Cancer immunotherapy may work better in patients with specific genes

December 15, 2017
Cancer cells arise when DNA is mutated, and these cells should be recognized as "foreign" by the immune system. However, cancer cells have found ways to evade detection by the immune system.

Scientists pinpoint gene to blame for poorer survival rate in early-onset breast cancer patients

December 15, 2017
A new study led by scientists at the University of Southampton has found that inherited variation in a particular gene may be to blame for the lower survival rate of patients diagnosed with early-onset breast cancer.

Scientists unlock structure of mTOR, a key cancer cell signaling protein

December 14, 2017
Researchers in the Sloan Kettering Institute have solved the structure of an important signaling molecule in cancer cells. They used a new technology called cryo-EM to visualize the structure in three dimensions. The detailed ...

'Bet hedging' explains the efficacy of many combination cancer therapies

December 14, 2017
The efficacy of many FDA-approved cancer drug combinations is not due to synergistic interactions between drugs, but rather to a form of "bet hedging," according to a new study published by Harvard Medical School researchers ...

Liquid biopsy results differed substantially between two providers

December 14, 2017
Two Johns Hopkins prostate cancer researchers found significant disparities when they submitted identical patient samples to two different commercial liquid biopsy providers. Liquid biopsy is a new and noninvasive alternative ...

0 comments

Please sign in to add a comment. Registration is free, and takes less than a minute. Read more

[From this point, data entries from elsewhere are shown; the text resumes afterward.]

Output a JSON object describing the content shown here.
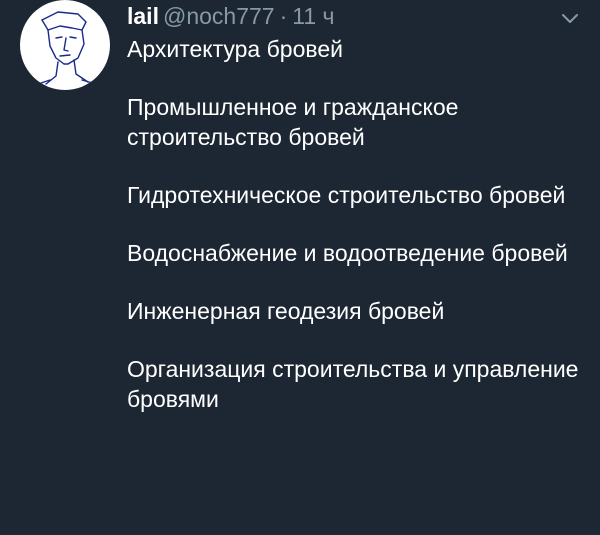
{
  "tweet": {
    "author": {
      "display_name": "lail",
      "handle": "@noch777",
      "separator": "·",
      "time": "11 ч",
      "avatar_icon": "sketched-face-avatar"
    },
    "menu_icon": "chevron-down-icon",
    "lines": [
      "Архитектура бровей",
      "Промышленное и гражданское строительство бровей",
      "Гидротехническое строительство бровей",
      "Водоснабжение и водоотведение бровей",
      "Инженерная геодезия бровей",
      "Организация строительства и управление бровями"
    ]
  },
  "colors": {
    "background": "#1c2733",
    "text_primary": "#ffffff",
    "text_secondary": "#8899a6",
    "avatar_line": "#1a2a8c"
  }
}
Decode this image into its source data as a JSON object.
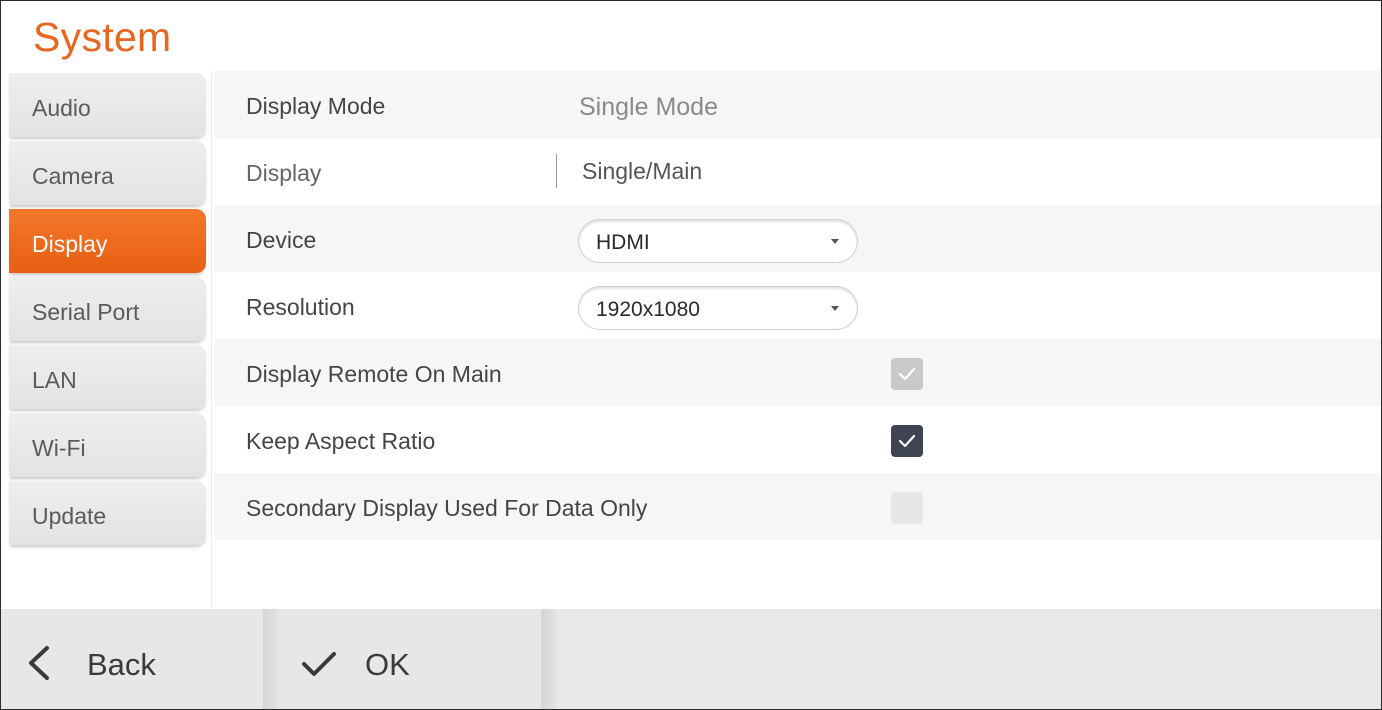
{
  "title": "System",
  "sidebar": {
    "items": [
      {
        "label": "Audio",
        "active": false
      },
      {
        "label": "Camera",
        "active": false
      },
      {
        "label": "Display",
        "active": true
      },
      {
        "label": "Serial Port",
        "active": false
      },
      {
        "label": "LAN",
        "active": false
      },
      {
        "label": "Wi-Fi",
        "active": false
      },
      {
        "label": "Update",
        "active": false
      }
    ]
  },
  "settings": {
    "display_mode": {
      "label": "Display Mode",
      "value": "Single Mode"
    },
    "display": {
      "label": "Display",
      "value": "Single/Main"
    },
    "device": {
      "label": "Device",
      "selected": "HDMI"
    },
    "resolution": {
      "label": "Resolution",
      "selected": "1920x1080"
    },
    "display_remote_on_main": {
      "label": "Display Remote On Main",
      "checked": true,
      "enabled": false
    },
    "keep_aspect_ratio": {
      "label": "Keep Aspect Ratio",
      "checked": true,
      "enabled": true
    },
    "secondary_display_data_only": {
      "label": "Secondary Display Used For Data Only",
      "checked": false,
      "enabled": false
    }
  },
  "footer": {
    "back_label": "Back",
    "back_icon": "chevron-left-icon",
    "ok_label": "OK",
    "ok_icon": "checkmark-icon"
  },
  "colors": {
    "accent": "#e8661f",
    "checkbox_checked": "#3e4452",
    "checkbox_disabled": "#c9c9c9"
  }
}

Click here to reset your password.
Sign in to get notified via email when new comments are made.